The reality is Air NZ can’t afford to give up the cash.  They don’t have the money.  They might go broke, or at the very least have to dip heavily into the government’s loan.  Airline executives have decided giving carte blanche refunds is not an option and the brand will have to absorb the backlash.

The impact of this decision on brand health, as tracked by market research firm Perceptive, has been brutal.  Over COVID-19, Perceptive charted public perception of Air NZ week-to-week and, each week, they crept more and more into the red.  It’s been a hero to zero situation.

Which has led to people asking, what the hell is happening at Air NZ?

What is happening… is exactly what should be happening.  A much-loved company is using some of its hard-earned brand capital to get it through a tough time.

In crisis, brands don’t usually build brand love, they spend it.  Air NZ has been one of our most loved brands for over a decade so they have a ton of it on hand.

The company will come out of this with people liking them a bit less than before, but an opportunity to rebuild that love again over time.  You don’t get that chance if you’ve gone bust.

The learning here is companies need to invest in brand so they have a bank of goodwill to spend when times are hard.  Over investment in performance marketing (bottom-of-the-funnel stuff like social and search) at the expense of a fully funded brand layer will not help you get out of such a bind.

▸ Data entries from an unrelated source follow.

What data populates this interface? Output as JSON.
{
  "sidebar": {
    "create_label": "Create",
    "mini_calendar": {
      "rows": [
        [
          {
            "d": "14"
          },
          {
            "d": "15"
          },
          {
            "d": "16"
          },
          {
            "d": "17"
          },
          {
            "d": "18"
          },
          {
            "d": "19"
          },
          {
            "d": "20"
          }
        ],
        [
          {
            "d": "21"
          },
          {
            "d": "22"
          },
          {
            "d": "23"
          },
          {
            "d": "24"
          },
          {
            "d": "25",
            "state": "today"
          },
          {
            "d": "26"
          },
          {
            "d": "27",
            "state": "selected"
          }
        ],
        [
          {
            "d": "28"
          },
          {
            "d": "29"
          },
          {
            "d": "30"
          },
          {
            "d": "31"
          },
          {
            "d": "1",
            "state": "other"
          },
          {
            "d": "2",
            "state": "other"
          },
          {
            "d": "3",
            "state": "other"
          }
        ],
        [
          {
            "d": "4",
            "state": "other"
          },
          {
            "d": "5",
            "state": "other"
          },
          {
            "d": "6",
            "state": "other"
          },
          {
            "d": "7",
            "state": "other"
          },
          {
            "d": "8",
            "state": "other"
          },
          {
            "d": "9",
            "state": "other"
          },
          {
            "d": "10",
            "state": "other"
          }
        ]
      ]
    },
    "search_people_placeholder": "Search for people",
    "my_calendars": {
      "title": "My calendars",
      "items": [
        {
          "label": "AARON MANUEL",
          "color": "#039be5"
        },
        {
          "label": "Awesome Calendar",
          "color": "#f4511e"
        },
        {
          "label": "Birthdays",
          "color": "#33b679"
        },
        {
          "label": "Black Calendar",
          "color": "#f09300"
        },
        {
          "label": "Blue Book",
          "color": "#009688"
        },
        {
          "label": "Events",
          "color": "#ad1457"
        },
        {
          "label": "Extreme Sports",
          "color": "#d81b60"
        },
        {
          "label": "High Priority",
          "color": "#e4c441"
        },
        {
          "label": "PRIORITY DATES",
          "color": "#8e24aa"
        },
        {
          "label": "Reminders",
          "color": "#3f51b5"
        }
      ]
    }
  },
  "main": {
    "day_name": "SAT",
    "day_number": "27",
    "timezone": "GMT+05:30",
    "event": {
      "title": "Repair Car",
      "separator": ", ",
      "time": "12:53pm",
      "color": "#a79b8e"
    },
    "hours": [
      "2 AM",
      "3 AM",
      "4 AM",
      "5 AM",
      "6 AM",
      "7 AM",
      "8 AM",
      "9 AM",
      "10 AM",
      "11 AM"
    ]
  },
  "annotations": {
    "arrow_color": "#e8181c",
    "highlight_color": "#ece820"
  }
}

What is also clear that the airline has entered a new phase in its management of this crisis.  The executive team has shrunk by a third.  CEO Greg Foran has unveiled an 800-day plan with the company clear it will be a much smaller business than we’re used to.

The frenzy of those first few months is over and the focus is now on the future.

The Harvard Business Review recently released a 140-page report titled How to Lead in a Time of Crisis.  In it, writers Ronald Heifetz, Alexander Grashow and Marty Linksy propose we are entering a sustained period of world crisis.  Whether it’s climate change, political instability or other global uncertainties, we are going to have to brace ourselves for a continual flow of serious and unfamiliar challenges.

I don’t know about you, but at this stage that hypothesis feels about right.

The article says we will not return to normal.  We will not even face a new normal, saying:

“Leadership will now require new skills tailored to an environment of urgency, high stakes, and uncertainty – even after the current economic crisis is over.”

The Journal suggests leaders will now have to:

  • Foster Adoption – helping people develop the ‘next practises’ that will enable the organisation to thrive in a new world even as they continue with the best practises necessary for current success.
  • Embrace disequilibrium – keeping people in a state that creates enough discomfort to induce change but not so much that they fight, flee or freeze.
  • Generate leadership – giving people at all levels of the organisation the opportunity to lead experiments that will help it adapt to changing times.

 

In short, for a business to thrive leaders will need to be able to pivot people quickly through an ever-changing period of sustained crisis.  We have to be OK with being uncomfortable.  If we can do that, innovation will flow and a competitive edge can be earnt.

One of the regular excuses we hear for a lack of crisis planning is

“there are too many things that could happen, we can’t plan for them all”.

That is true.  But crisis planning is not about practising the specific events that could go wrong and more about how to organise yourselves when they do.

The more comfortable you are operating against the backdrop of crisis, the more decisions you will get right regardless of the specifics of an individual event.

While it’s unlikely the Sky Nest is now a priority for Air NZ, there is no doubt the airline will turn its attention on how it can make the best of the situation it is in and set itself up for the future.  The fact home base is almost COVID-free presents nothing but potential opportunity.  Let’s hope, for all of our sake, that opportunity is realised.